* **Records drawn from a dataset**:
··········
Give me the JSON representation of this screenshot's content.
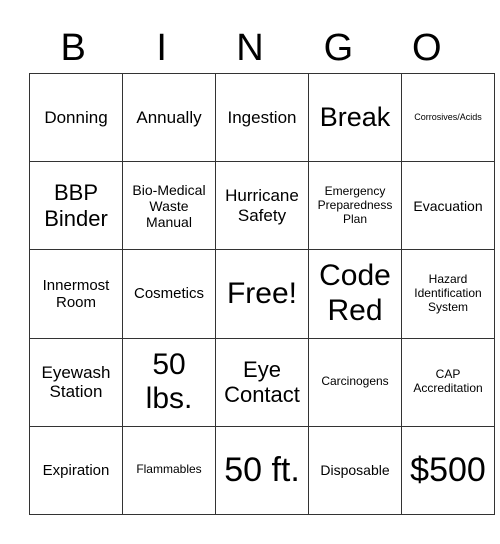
{
  "header": [
    "B",
    "I",
    "N",
    "G",
    "O"
  ],
  "cells": [
    [
      "Donning",
      "Annually",
      "Ingestion",
      "Break",
      "Corrosives/Acids"
    ],
    [
      "BBP Binder",
      "Bio-Medical Waste Manual",
      "Hurricane Safety",
      "Emergency Preparedness Plan",
      "Evacuation"
    ],
    [
      "Innermost Room",
      "Cosmetics",
      "Free!",
      "Code Red",
      "Hazard Identification System"
    ],
    [
      "Eyewash Station",
      "50 lbs.",
      "Eye Contact",
      "Carcinogens",
      "CAP Accreditation"
    ],
    [
      "Expiration",
      "Flammables",
      "50 ft.",
      "Disposable",
      "$500"
    ]
  ]
}
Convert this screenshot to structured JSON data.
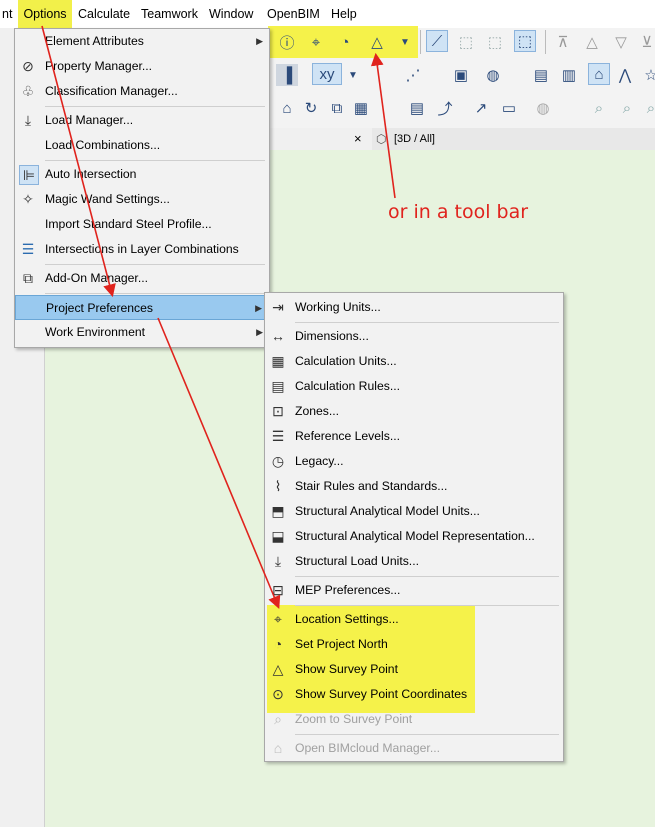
{
  "menubar": {
    "items": [
      {
        "label": "nt"
      },
      {
        "label": "Options"
      },
      {
        "label": "Calculate"
      },
      {
        "label": "Teamwork"
      },
      {
        "label": "Window"
      },
      {
        "label": "OpenBIM"
      },
      {
        "label": "Help"
      }
    ]
  },
  "tab_3d": {
    "label": "[3D / All]",
    "close": "×"
  },
  "options_menu": {
    "items": [
      {
        "label": "Element Attributes",
        "icon": "blank",
        "submenu": true
      },
      {
        "label": "Property Manager...",
        "icon": "tag-icon"
      },
      {
        "label": "Classification Manager...",
        "icon": "tree-icon"
      },
      {
        "label": "Load Manager...",
        "icon": "load-icon"
      },
      {
        "label": "Load Combinations...",
        "icon": "blank"
      },
      {
        "label": "Auto Intersection",
        "icon": "intersection-icon"
      },
      {
        "label": "Magic Wand Settings...",
        "icon": "wand-icon"
      },
      {
        "label": "Import Standard Steel Profile...",
        "icon": "blank"
      },
      {
        "label": "Intersections in Layer Combinations",
        "icon": "layers-icon"
      },
      {
        "label": "Add-On Manager...",
        "icon": "addon-icon"
      },
      {
        "label": "Project Preferences",
        "icon": "blank",
        "submenu": true
      },
      {
        "label": "Work Environment",
        "icon": "blank",
        "submenu": true
      }
    ]
  },
  "preferences_submenu": {
    "items": [
      {
        "label": "Working Units...",
        "icon": "units-icon"
      },
      {
        "label": "Dimensions...",
        "icon": "dimension-icon"
      },
      {
        "label": "Calculation Units...",
        "icon": "calc-units-icon"
      },
      {
        "label": "Calculation Rules...",
        "icon": "calc-rules-icon"
      },
      {
        "label": "Zones...",
        "icon": "zones-icon"
      },
      {
        "label": "Reference Levels...",
        "icon": "levels-icon"
      },
      {
        "label": "Legacy...",
        "icon": "legacy-icon"
      },
      {
        "label": "Stair Rules and Standards...",
        "icon": "stair-icon"
      },
      {
        "label": "Structural Analytical Model Units...",
        "icon": "struct-units-icon"
      },
      {
        "label": "Structural Analytical Model Representation...",
        "icon": "struct-repr-icon"
      },
      {
        "label": "Structural Load Units...",
        "icon": "struct-load-icon"
      },
      {
        "label": "MEP Preferences...",
        "icon": "mep-icon"
      },
      {
        "label": "Location Settings...",
        "icon": "location-icon"
      },
      {
        "label": "Set Project North",
        "icon": "compass-icon"
      },
      {
        "label": "Show Survey Point",
        "icon": "survey-point-icon"
      },
      {
        "label": "Show Survey Point Coordinates",
        "icon": "coordinates-icon"
      },
      {
        "label": "Zoom to Survey Point",
        "icon": "zoom-icon",
        "disabled": true
      },
      {
        "label": "Open BIMcloud Manager...",
        "icon": "bimcloud-icon",
        "disabled": true
      }
    ]
  },
  "annotation": {
    "text": "or in a tool bar"
  },
  "colors": {
    "highlight_yellow": "#f5f24a",
    "arrow_red": "#e0231d",
    "menu_highlight": "#99c9ef",
    "canvas_green": "#e7f3de"
  }
}
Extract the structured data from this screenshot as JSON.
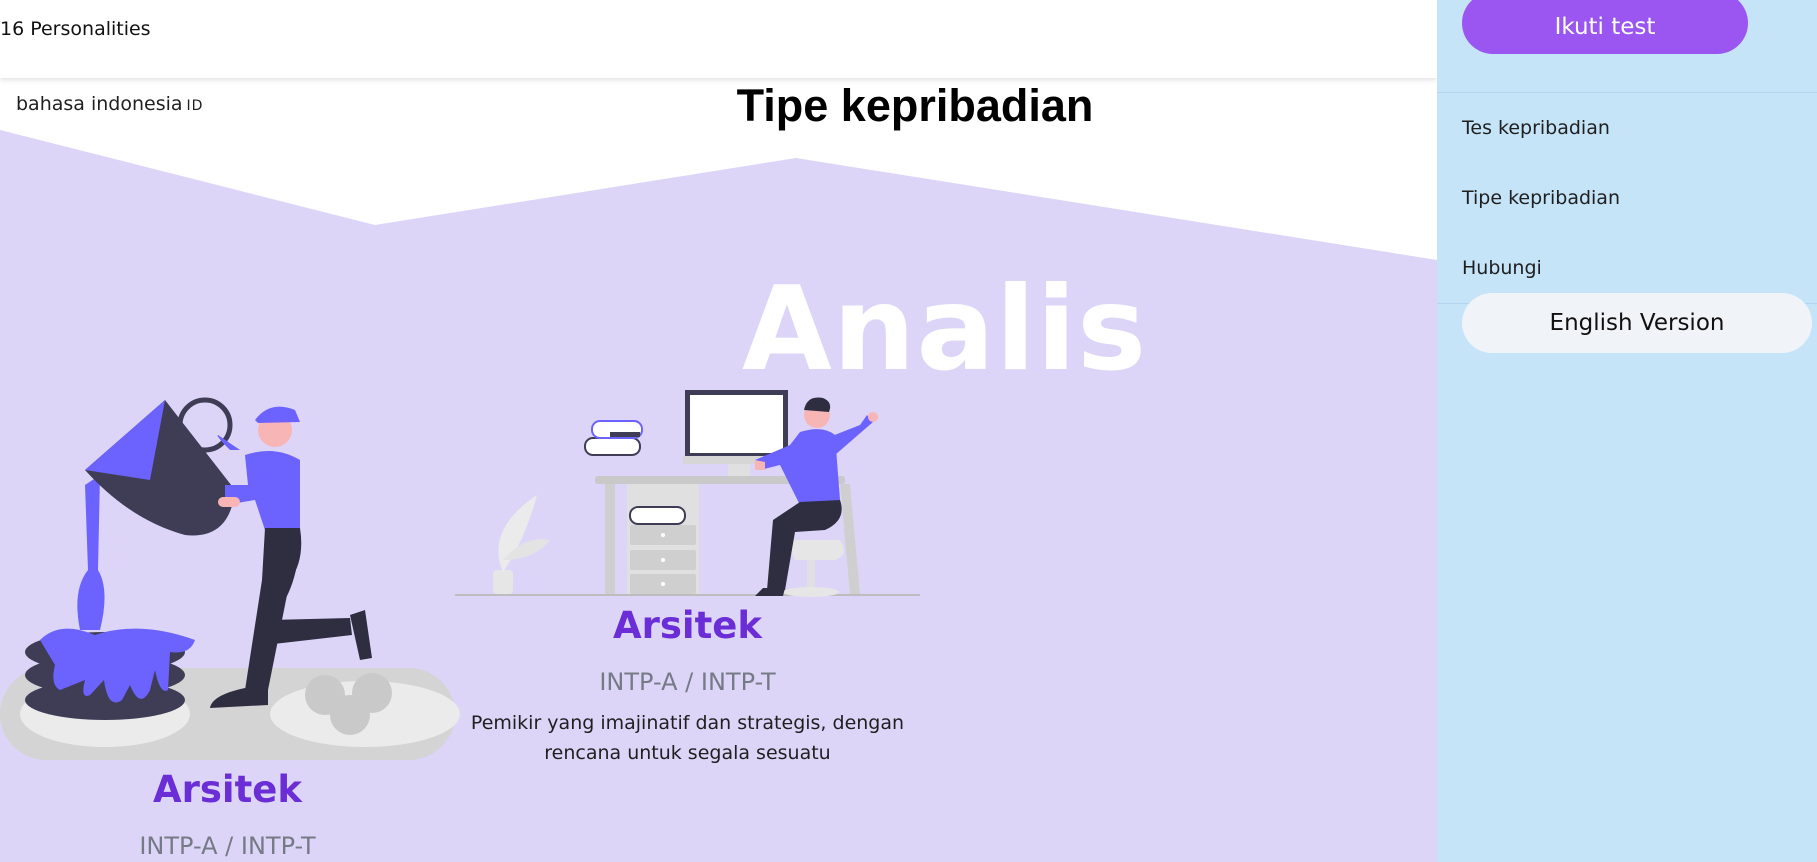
{
  "header": {
    "brand": "16 Personalities",
    "language": "bahasa indonesia",
    "language_code": "ID"
  },
  "page": {
    "title": "Tipe kepribadian",
    "group_heading": "Analis"
  },
  "cards": [
    {
      "name": "Arsitek",
      "codes": "INTP-A / INTP-T",
      "description_line1": "",
      "description_line2": ""
    },
    {
      "name": "Arsitek",
      "codes": "INTP-A / INTP-T",
      "description_line1": "Pemikir yang imajinatif dan strategis, dengan",
      "description_line2": "rencana untuk segala sesuatu"
    }
  ],
  "sidebar": {
    "cta": "Ikuti test",
    "nav": [
      "Tes kepribadian",
      "Tipe kepribadian",
      "Hubungi"
    ],
    "english_button": "English Version"
  },
  "colors": {
    "accent": "#9b55f0",
    "title": "#6b2dd6",
    "band": "#dcd5f8",
    "sidebar": "#c5e4f8",
    "illustration_primary": "#6c63ff"
  }
}
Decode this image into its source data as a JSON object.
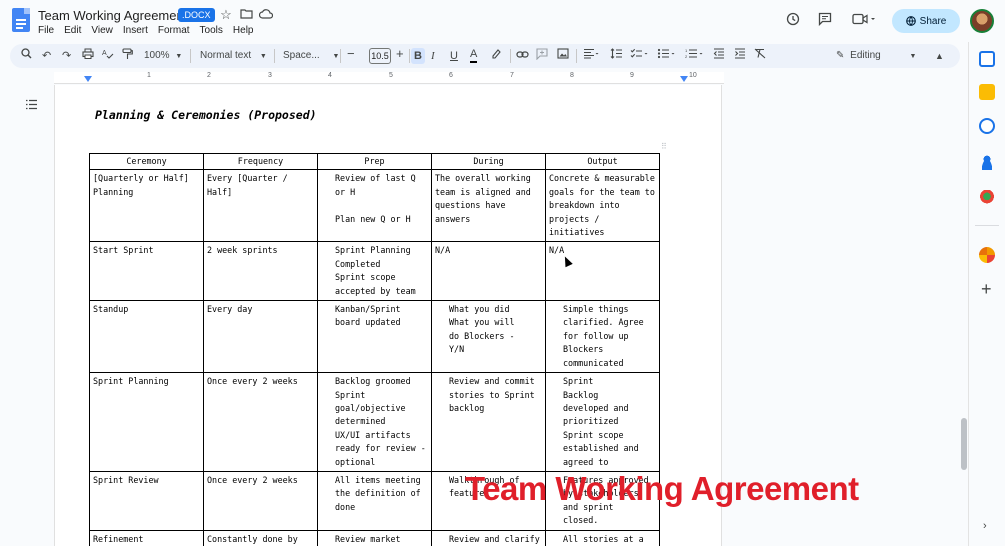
{
  "app": {
    "doc_title": "Team Working Agreement",
    "file_badge": ".DOCX",
    "menu": [
      "File",
      "Edit",
      "View",
      "Insert",
      "Format",
      "Tools",
      "Help"
    ],
    "share_label": "Share"
  },
  "toolbar": {
    "zoom": "100%",
    "style": "Normal text",
    "font": "Space...",
    "font_size": "10.5",
    "mode": "Editing"
  },
  "ruler": {
    "numbers": [
      "1",
      "2",
      "3",
      "4",
      "5",
      "6",
      "7",
      "8",
      "9",
      "10"
    ]
  },
  "document": {
    "heading": "Planning & Ceremonies (Proposed)",
    "table": {
      "headers": [
        "Ceremony",
        "Frequency",
        "Prep",
        "During",
        "Output"
      ],
      "rows": [
        [
          "[Quarterly or Half]\nPlanning",
          "Every [Quarter /\nHalf]",
          "Review of last Q\nor H\n\nPlan new Q or H",
          "The overall working\nteam is aligned and\nquestions have\nanswers",
          "Concrete & measurable\ngoals for the team to\nbreakdown into\nprojects /\ninitiatives"
        ],
        [
          "Start Sprint",
          "2 week sprints",
          "Sprint Planning\nCompleted\nSprint scope\naccepted by team",
          "N/A",
          "N/A"
        ],
        [
          "Standup",
          "Every day",
          "Kanban/Sprint\nboard updated",
          "What you did\nWhat you will\ndo Blockers -\nY/N",
          "Simple things\nclarified. Agree\nfor follow up\nBlockers\ncommunicated"
        ],
        [
          "Sprint Planning",
          "Once every 2 weeks",
          "Backlog groomed\nSprint\ngoal/objective\ndetermined\nUX/UI artifacts\nready for review -\noptional",
          "Review and commit\nstories to Sprint\nbacklog",
          "Sprint\nBacklog\ndeveloped and\nprioritized\nSprint scope\nestablished and\nagreed to"
        ],
        [
          "Sprint Review",
          "Once every 2 weeks",
          "All items meeting\nthe definition of\ndone",
          "Walkthrough of\nfeatures",
          "Features approved\nby stakeholders\nand sprint\nclosed."
        ],
        [
          "Refinement",
          "Constantly done by\nMobile Product",
          "Review market\nneeds / customer",
          "Review and clarify",
          "All stories at a\nstate ready for"
        ]
      ]
    }
  },
  "overlay": {
    "caption": "Team Working Agreement",
    "color": "#e01f2a"
  },
  "colors": {
    "accent": "#1a73e8",
    "share_bg": "#c2e7ff",
    "toolbar_bg": "#edf2fa"
  }
}
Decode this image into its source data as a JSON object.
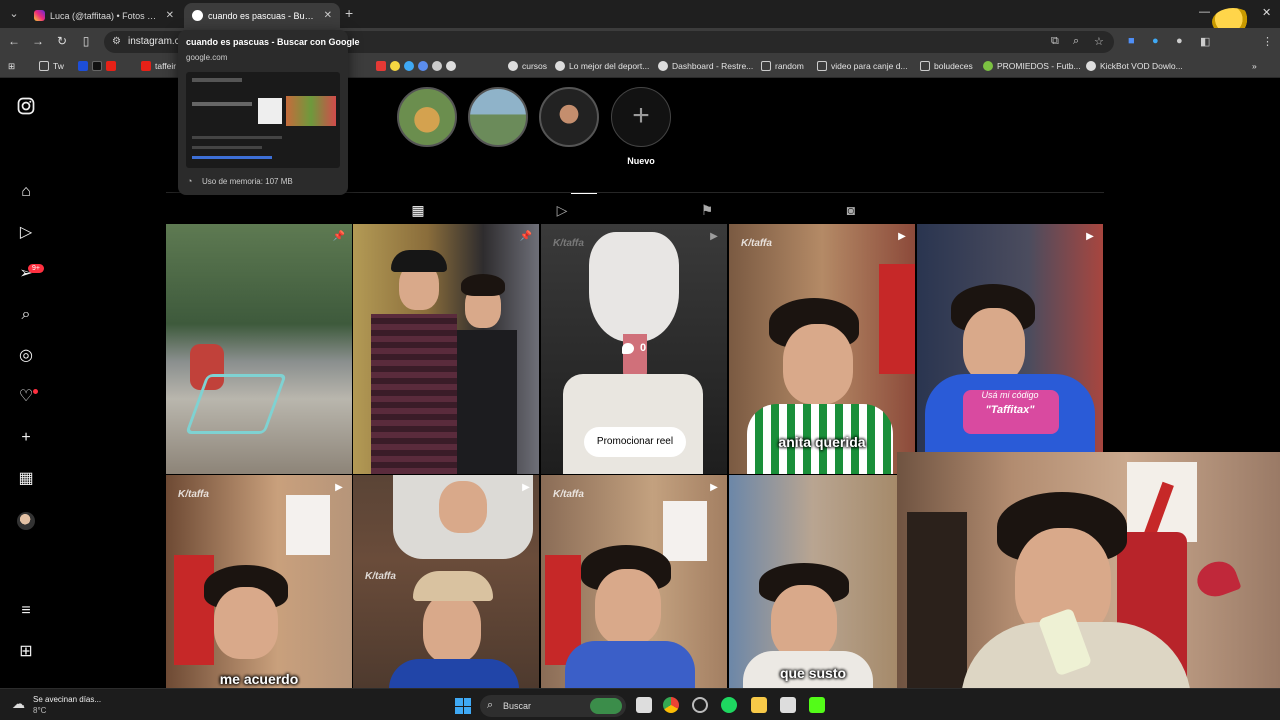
{
  "browser": {
    "tabs": [
      {
        "title": "Luca (@taffitaa) • Fotos y videos",
        "active": false
      },
      {
        "title": "cuando es pascuas - Buscar con Google",
        "active": true
      }
    ],
    "new_tab": "+",
    "address": "instagram.com",
    "tooltip": {
      "title": "cuando es pascuas - Buscar con Google",
      "host": "google.com",
      "memory": "Uso de memoria: 107 MB"
    },
    "bookmarks": [
      "Tw",
      "taffeir",
      "cursos",
      "Lo mejor del deport...",
      "Dashboard - Restre...",
      "random",
      "video para canje d...",
      "boludeces",
      "PROMIEDOS - Futb...",
      "KickBot VOD Dowlo..."
    ]
  },
  "instagram": {
    "sidebar_badge": "9+",
    "story_new_label": "Nuevo",
    "reel_comment_count": "0",
    "promo_button": "Promocionar reel",
    "watermark": "K/taffa",
    "captions": {
      "post4": "anita querida",
      "post5a": "Usá mi código",
      "post5b": "\"Taffitax\"",
      "post6": "me acuerdo",
      "post9": "que susto"
    }
  },
  "taskbar": {
    "weather_title": "Se avecinan días...",
    "weather_temp": "8°C",
    "search_label": "Buscar"
  },
  "colors": {
    "accent_red": "#ff3040",
    "chrome_dark": "#1f1f1f",
    "chrome_toolbar": "#3c3c3c"
  }
}
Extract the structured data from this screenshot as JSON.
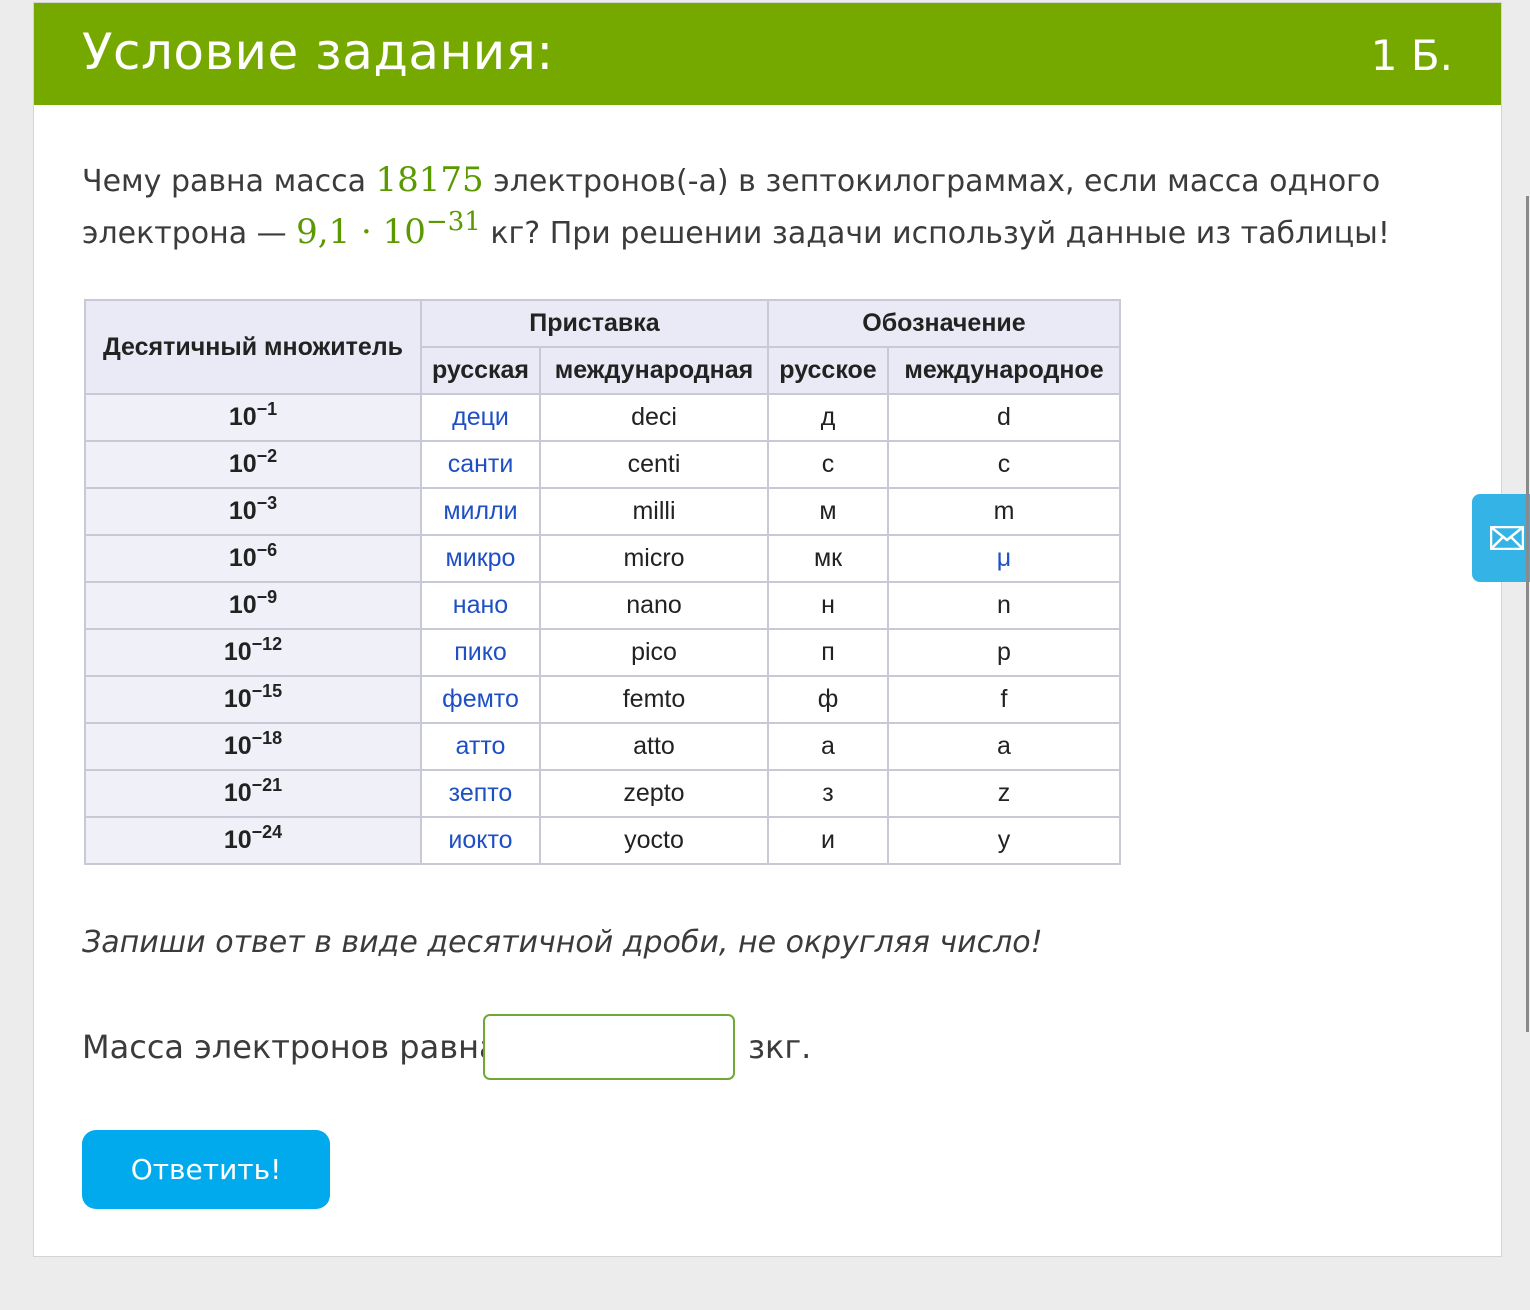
{
  "header": {
    "title": "Условие задания:",
    "points": "1 Б."
  },
  "question": {
    "part1": "Чему равна масса",
    "count": "18175",
    "part2": "электронов(-а) в зептокилограммах, если масса одного электрона —",
    "mass_mantissa": "9,1 · 10",
    "mass_exponent": "−31",
    "part3": "кг? При решении задачи используй данные из таблицы!"
  },
  "table": {
    "headers": {
      "multiplier": "Десятичный множитель",
      "prefix": "Приставка",
      "designation": "Обозначение",
      "prefix_ru": "русская",
      "prefix_intl": "международная",
      "desig_ru": "русское",
      "desig_intl": "международное"
    },
    "rows": [
      {
        "base": "10",
        "exp": "−1",
        "ru": "деци",
        "intl": "deci",
        "sym_ru": "д",
        "sym_intl": "d"
      },
      {
        "base": "10",
        "exp": "−2",
        "ru": "санти",
        "intl": "centi",
        "sym_ru": "с",
        "sym_intl": "c"
      },
      {
        "base": "10",
        "exp": "−3",
        "ru": "милли",
        "intl": "milli",
        "sym_ru": "м",
        "sym_intl": "m"
      },
      {
        "base": "10",
        "exp": "−6",
        "ru": "микро",
        "intl": "micro",
        "sym_ru": "мк",
        "sym_intl": "μ"
      },
      {
        "base": "10",
        "exp": "−9",
        "ru": "нано",
        "intl": "nano",
        "sym_ru": "н",
        "sym_intl": "n"
      },
      {
        "base": "10",
        "exp": "−12",
        "ru": "пико",
        "intl": "pico",
        "sym_ru": "п",
        "sym_intl": "p"
      },
      {
        "base": "10",
        "exp": "−15",
        "ru": "фемто",
        "intl": "femto",
        "sym_ru": "ф",
        "sym_intl": "f"
      },
      {
        "base": "10",
        "exp": "−18",
        "ru": "атто",
        "intl": "atto",
        "sym_ru": "а",
        "sym_intl": "a"
      },
      {
        "base": "10",
        "exp": "−21",
        "ru": "зепто",
        "intl": "zepto",
        "sym_ru": "з",
        "sym_intl": "z"
      },
      {
        "base": "10",
        "exp": "−24",
        "ru": "иокто",
        "intl": "yocto",
        "sym_ru": "и",
        "sym_intl": "y"
      }
    ]
  },
  "instruction": "Запиши ответ в виде десятичной дроби, не округляя число!",
  "answer": {
    "label": "Масса электронов равна",
    "value": "",
    "unit": "зкг."
  },
  "submit_label": "Ответить!",
  "colors": {
    "header_bg": "#76a900",
    "math": "#5a9a00",
    "button": "#00aaec",
    "link": "#1e4fc4"
  },
  "icons": {
    "feedback": "envelope-icon"
  }
}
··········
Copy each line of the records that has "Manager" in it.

* **Task response**:
        "label": "Property Manager...",
        "label": "Classification Manager...",
        "label": "Load Manager...",
        "label": "Add-On Manager...",
        "label": "Open BIMcloud Manager...",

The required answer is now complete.